We can Convert the branches with real current sources into branches using real voltage sources. Following This transformation, the composite impedances of these branches stay unchanged (in real current sources these must be equivalent composite admittances, however, the gap is just formal), and We’ll ascertain the composite rms values of these equivalent electromotive forces like:
Branches “2”,”4″, and”7″ remain untransformed. Thus, they are such a „remaining portion of this circuit”, where „the supply of currents as well as the distribution of voltages doesn’t alter”. So, the transformed circuit has currents using rms values I2 I4 I7.
The following Step in transforming the circuit is to convolve the series connected impedance and electromotive force components.
The equivalent impedances and equivalent electromotive forces have values:
Now you can convert the circuit into an unbranched circuit by winding up the branches connected in parallel. Let us do this with branches “2” and “4”.
We calculate the complex impedance and the complex rms value of the equivalent branch electromotive force as:
Only current 7i flows in this circuit. Its complex rms value can be calculated by deriving the equation from Kirchhoff’s 2nd law:
After ordering the equation and calculating the composite rms value of the current from it, we get:
To do so, we formulate the equation from Kirchhoff’s second law in such a way that there is only one unknown in it. For example, it can be the r.m.s. value of the complex current I4 (the second possibility is the r.m.s. value of the complex current I2):
The rms values of the two remaining currents are determined by solving the equations of Kirchhoff’s 2nd and 1st law:
The rms value of the composite voltage on the current-motive force is:
Knowing the complex rms values (in exponential form) of the currents and voltages of interest, we determine the time courses:
Identical Results will be obtained by altering the ideal electromotive force in the branch together using current i2 into the branch together with currents i1 and i3 (or even i4 and also i7). Then a brief circuit will appear rather than branch “two”, due to that branches”3″ and”4″ is going to soon be parallel that will open the way for additional transformations.

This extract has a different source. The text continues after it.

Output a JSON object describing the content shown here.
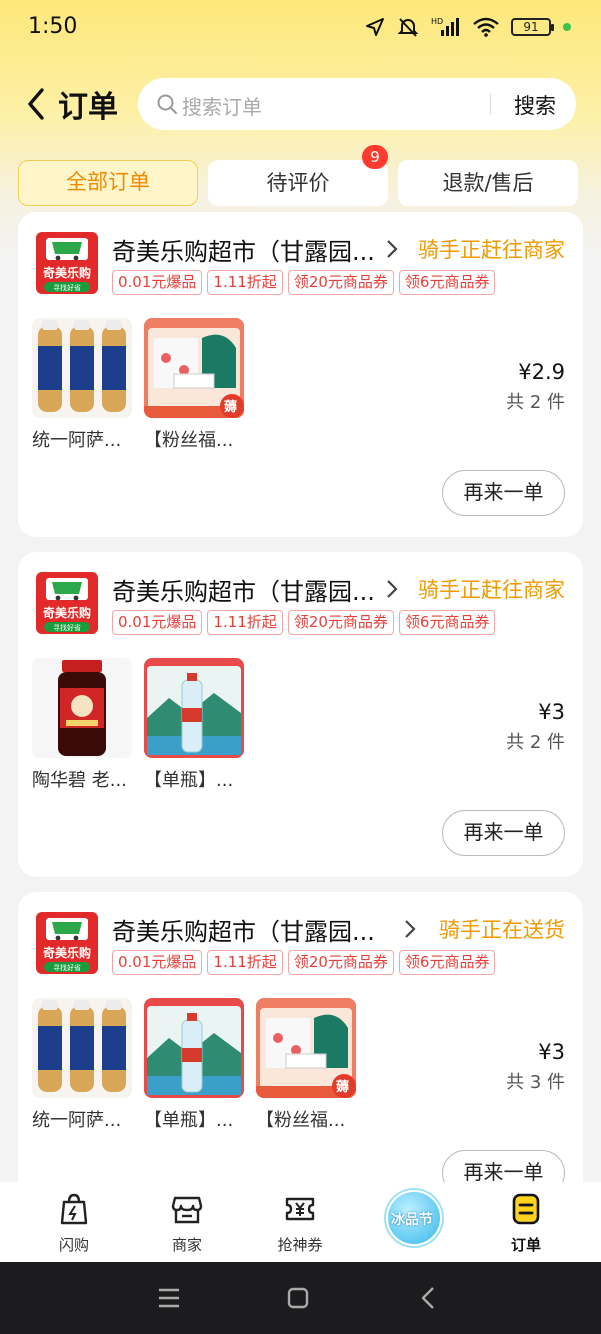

If from the circuit, there are branches associated with triangle or star it is likely to transfigure these circuits utilizing formulas and processes analogous to those known to us in the concept of current circuits. All these transfigurations are especially useful and voluntarily utilized in calculations completed to three-phase circuits.